Make sure your N gets in
Where did fall 2018 go? Harvest dragged on and on. We had little to no movement of fall fertilizer, fall herbicide, and, for that matter, timely planted cover crops. It seems we say this every year, but this past fall will certainly be remembered— either for harvest at Christmas or lack of field work being done.
Now, however, it’s time to focus on the spring ahead. As I mentioned, very little nitrogen has hit the ground. Yes, a few areas got a good run around the holidays, but, for the most part, we are at ground zero.
For many, anhydrous is the preferred N source in MFA’s trade area. Its high percentage of nitrogen, effectiveness and application methods make it a great fit. However, supply can be tight, which I think will happen this spring.
Looking at N options for spring application, we have to be realistic. We do have other choices. Available nitrogen sources include urea, urea with N-Guard, urea with Instinct, SuperU, UAN and anhydrous. No matter which form you choose, nitrogen stabilizers are crucial to protect your plant food investment.
I’ve discussed urea before. If it is surface-applied, we must protect it with nBPT, the active ingredient that combats the urease enzyme and limits volatility. You read about this in last month’s article on our Training Camp results. MFA’s nitrogen stabilizer N-Guard is an approved nBPT that is proven to be one of the best volatilization inhibitors on the market. Volatilization is the most common form of nitrogen loss with dry fertilizer products.
Now is also a good time to cover SuperU, a stabilized urea-based granule that contains nBPT and dicyandiamide (DCD). The nBPT provides above-ground protection, and DCD protects the nitrogen below ground.
Urea with Instinct nitrogen stabilizer also provides below-ground protection. The active ingredient in Instinct is encapsulated nitrapyrin, an organic compound that slows down the soil bacteria that converts ammonium to nitrate, keeping nitrogen in the ammonium form longer. Instinct is essentially N-Serve for urea.
If UAN is your nitrogen source, it must be protected, too. UAN is 50 percent urea and 50 percent ammonium nitrate.

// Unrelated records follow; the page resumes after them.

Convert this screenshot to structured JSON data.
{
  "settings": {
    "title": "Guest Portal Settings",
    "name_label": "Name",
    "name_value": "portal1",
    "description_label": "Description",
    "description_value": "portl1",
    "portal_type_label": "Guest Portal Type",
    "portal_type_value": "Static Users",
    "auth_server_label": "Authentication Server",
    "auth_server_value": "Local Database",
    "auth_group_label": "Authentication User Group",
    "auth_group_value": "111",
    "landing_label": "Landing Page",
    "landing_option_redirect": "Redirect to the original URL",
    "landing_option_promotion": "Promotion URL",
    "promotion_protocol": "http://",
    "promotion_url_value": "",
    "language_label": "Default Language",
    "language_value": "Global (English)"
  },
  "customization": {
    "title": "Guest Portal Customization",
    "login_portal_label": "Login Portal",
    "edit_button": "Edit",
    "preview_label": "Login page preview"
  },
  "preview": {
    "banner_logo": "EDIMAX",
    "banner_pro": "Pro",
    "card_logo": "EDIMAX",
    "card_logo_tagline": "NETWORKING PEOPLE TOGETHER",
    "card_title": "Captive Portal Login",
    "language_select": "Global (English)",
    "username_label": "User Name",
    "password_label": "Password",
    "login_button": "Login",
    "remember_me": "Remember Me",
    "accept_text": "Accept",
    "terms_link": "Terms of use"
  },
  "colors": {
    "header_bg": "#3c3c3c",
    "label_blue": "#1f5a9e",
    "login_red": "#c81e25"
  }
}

While the ammonium nitrate isn’t volatile, the urea portion is, and they are both subject to below-ground losses. Agrotain Plus is the product we use in this situation. It has nBPT and DCD that will protect the nitrogen from all three forms of nitrogen loss: volatilization, denitrification and nitrate leaching.
We often get questions about using N-Serve in spring applications of anhydrous. Is it needed in the spring? Research has shown that we can see a 7 percent advantage from fall-applied nitrogen with N-Serve and a 5 percent advantage when it’s applied in the spring. Another question that comes up is about how long the protection from N-Serve lasts. A rule of thumb is 90 days for fall applications. Days are counted from application until temperatures drop below 40 degrees. Then the counting starts again in the spring when soil temperatures warm above 40 degrees. Generally, with spring applications we can expect eight weeks of activity from an April 15 application, seven weeks from a May 1 application, and six weeks from a May 15 application.
While many of you prefer anhydrous, yields with SuperU have shown to be equal to that of anhydrous with N-Serve.
A pound of N is a pound of N, as long as it’s still available for the crop when it needs it. This spring, whether you’re applying and protecting anhydrous, urea, Super U or UAN, visit with your local MFA Agri Services or AGChoice for the best option to use on your farm.
- Created on .
- Hits: 2318